* [Directions]
What's wanted is a faithful retyping of every entry, pictures excluded.

* [Supplied data]
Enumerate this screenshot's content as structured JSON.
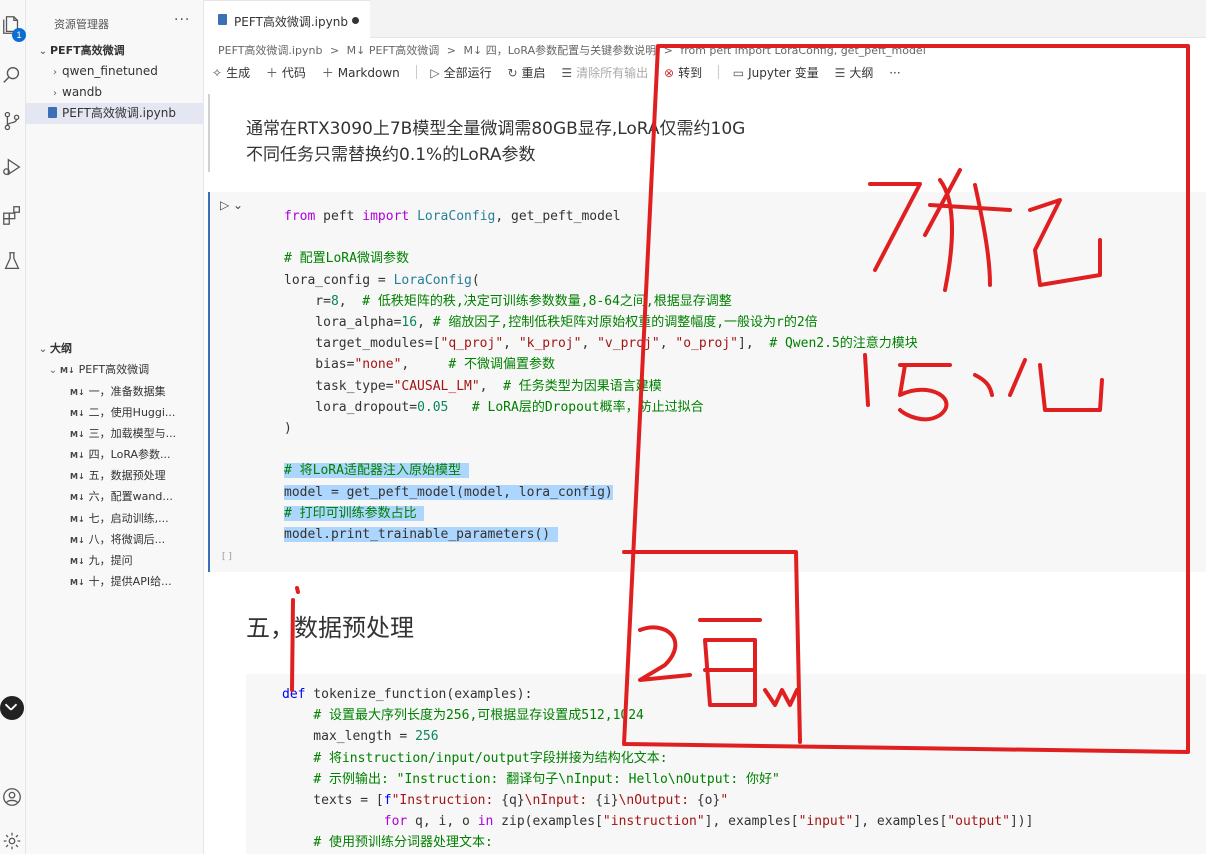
{
  "sidebar": {
    "title": "资源管理器",
    "more": "···",
    "folder": "PEFT高效微调",
    "items": [
      "qwen_finetuned",
      "wandb",
      "PEFT高效微调.ipynb"
    ],
    "outline_title": "大纲",
    "outline_root": "PEFT高效微调",
    "md_badge": "M↓",
    "outline": [
      "一，准备数据集",
      "二，使用Huggi...",
      "三，加载模型与...",
      "四，LoRA参数...",
      "五，数据预处理",
      "六，配置wand...",
      "七，启动训练,...",
      "八，将微调后...",
      "九，提问",
      "十，提供API给..."
    ],
    "badge_count": "1"
  },
  "tab": {
    "label": "PEFT高效微调.ipynb"
  },
  "breadcrumbs": [
    "PEFT高效微调.ipynb",
    ">",
    "M↓ PEFT高效微调",
    ">",
    "M↓ 四，LoRA参数配置与关键参数说明",
    ">",
    "from peft import LoraConfig, get_peft_model"
  ],
  "toolbar": {
    "generate": "生成",
    "code": "代码",
    "markdown": "Markdown",
    "run_all": "全部运行",
    "restart": "重启",
    "clear": "清除所有输出",
    "goto": "转到",
    "vars": "Jupyter 变量",
    "outline": "大纲",
    "more": "···"
  },
  "markdown_cell": {
    "line1": "通常在RTX3090上7B模型全量微调需80GB显存,LoRA仅需约10G",
    "line2": "不同任务只需替换约0.1%的LoRA参数"
  },
  "code_cell": {
    "exec_count": "[ ]"
  },
  "heading": "五，数据预处理",
  "annotations": {
    "handwriting": [
      "70亿",
      "15亿",
      "2百w"
    ],
    "ink_color": "#e02020"
  }
}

* [Output of the task]
Enumerate this screenshot's content as structured JSON.
{
  "sidebar": {
    "title": "资源管理器",
    "more": "···",
    "folder": "PEFT高效微调",
    "items": [
      "qwen_finetuned",
      "wandb",
      "PEFT高效微调.ipynb"
    ],
    "outline_title": "大纲",
    "outline_root": "PEFT高效微调",
    "md_badge": "M↓",
    "outline": [
      "一，准备数据集",
      "二，使用Huggi...",
      "三，加载模型与...",
      "四，LoRA参数...",
      "五，数据预处理",
      "六，配置wand...",
      "七，启动训练,...",
      "八，将微调后...",
      "九，提问",
      "十，提供API给..."
    ],
    "badge_count": "1"
  },
  "tab": {
    "label": "PEFT高效微调.ipynb"
  },
  "breadcrumbs": [
    "PEFT高效微调.ipynb",
    ">",
    "M↓ PEFT高效微调",
    ">",
    "M↓ 四，LoRA参数配置与关键参数说明",
    ">",
    "from peft import LoraConfig, get_peft_model"
  ],
  "toolbar": {
    "generate": "生成",
    "code": "代码",
    "markdown": "Markdown",
    "run_all": "全部运行",
    "restart": "重启",
    "clear": "清除所有输出",
    "goto": "转到",
    "vars": "Jupyter 变量",
    "outline": "大纲",
    "more": "···"
  },
  "markdown_cell": {
    "line1": "通常在RTX3090上7B模型全量微调需80GB显存,LoRA仅需约10G",
    "line2": "不同任务只需替换约0.1%的LoRA参数"
  },
  "code_cell": {
    "exec_count": "[ ]"
  },
  "heading": "五，数据预处理",
  "annotations": {
    "handwriting": [
      "70亿",
      "15亿",
      "2百w"
    ],
    "ink_color": "#e02020"
  }
}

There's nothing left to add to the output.